Filter these entries down to lines holding "badak".
BEGIN
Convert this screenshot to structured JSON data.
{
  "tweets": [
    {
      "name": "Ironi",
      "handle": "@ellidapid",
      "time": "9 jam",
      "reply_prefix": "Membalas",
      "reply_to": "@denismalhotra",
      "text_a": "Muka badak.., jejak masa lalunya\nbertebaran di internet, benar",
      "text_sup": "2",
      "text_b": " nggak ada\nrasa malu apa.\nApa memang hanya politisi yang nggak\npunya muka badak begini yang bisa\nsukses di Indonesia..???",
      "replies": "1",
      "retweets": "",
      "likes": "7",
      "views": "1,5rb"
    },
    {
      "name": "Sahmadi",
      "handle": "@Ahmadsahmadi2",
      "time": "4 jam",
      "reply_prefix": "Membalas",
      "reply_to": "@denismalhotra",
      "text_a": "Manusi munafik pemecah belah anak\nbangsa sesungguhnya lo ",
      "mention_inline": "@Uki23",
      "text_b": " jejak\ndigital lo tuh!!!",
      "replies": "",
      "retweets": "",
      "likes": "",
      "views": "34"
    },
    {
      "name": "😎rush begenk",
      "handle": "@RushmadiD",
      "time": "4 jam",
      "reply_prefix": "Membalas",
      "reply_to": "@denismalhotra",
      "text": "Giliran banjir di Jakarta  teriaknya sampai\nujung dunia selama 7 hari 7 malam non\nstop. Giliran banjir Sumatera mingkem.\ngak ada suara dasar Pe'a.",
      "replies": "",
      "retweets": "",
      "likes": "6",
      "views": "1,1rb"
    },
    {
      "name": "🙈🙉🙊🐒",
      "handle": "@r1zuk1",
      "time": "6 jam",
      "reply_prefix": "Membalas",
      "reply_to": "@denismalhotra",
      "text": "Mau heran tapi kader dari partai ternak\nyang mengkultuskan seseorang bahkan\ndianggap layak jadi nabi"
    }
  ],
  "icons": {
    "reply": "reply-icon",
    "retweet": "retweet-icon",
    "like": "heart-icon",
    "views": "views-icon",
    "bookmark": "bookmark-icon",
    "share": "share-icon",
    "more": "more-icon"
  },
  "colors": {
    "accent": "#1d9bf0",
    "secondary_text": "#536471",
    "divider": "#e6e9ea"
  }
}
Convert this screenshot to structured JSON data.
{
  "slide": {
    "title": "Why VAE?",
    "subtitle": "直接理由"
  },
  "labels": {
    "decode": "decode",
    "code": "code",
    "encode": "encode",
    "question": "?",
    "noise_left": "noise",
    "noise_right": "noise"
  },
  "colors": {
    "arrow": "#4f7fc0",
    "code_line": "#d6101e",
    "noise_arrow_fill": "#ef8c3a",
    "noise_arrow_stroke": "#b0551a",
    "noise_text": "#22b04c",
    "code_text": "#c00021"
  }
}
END
> _Response_
      "text_a": "Muka badak.., jejak masa lalunya\nbertebaran di internet, benar",
      "text_b": " nggak ada\nrasa malu apa.\nApa memang hanya politisi yang nggak\npunya muka badak begini yang bisa\nsukses di Indonesia..???",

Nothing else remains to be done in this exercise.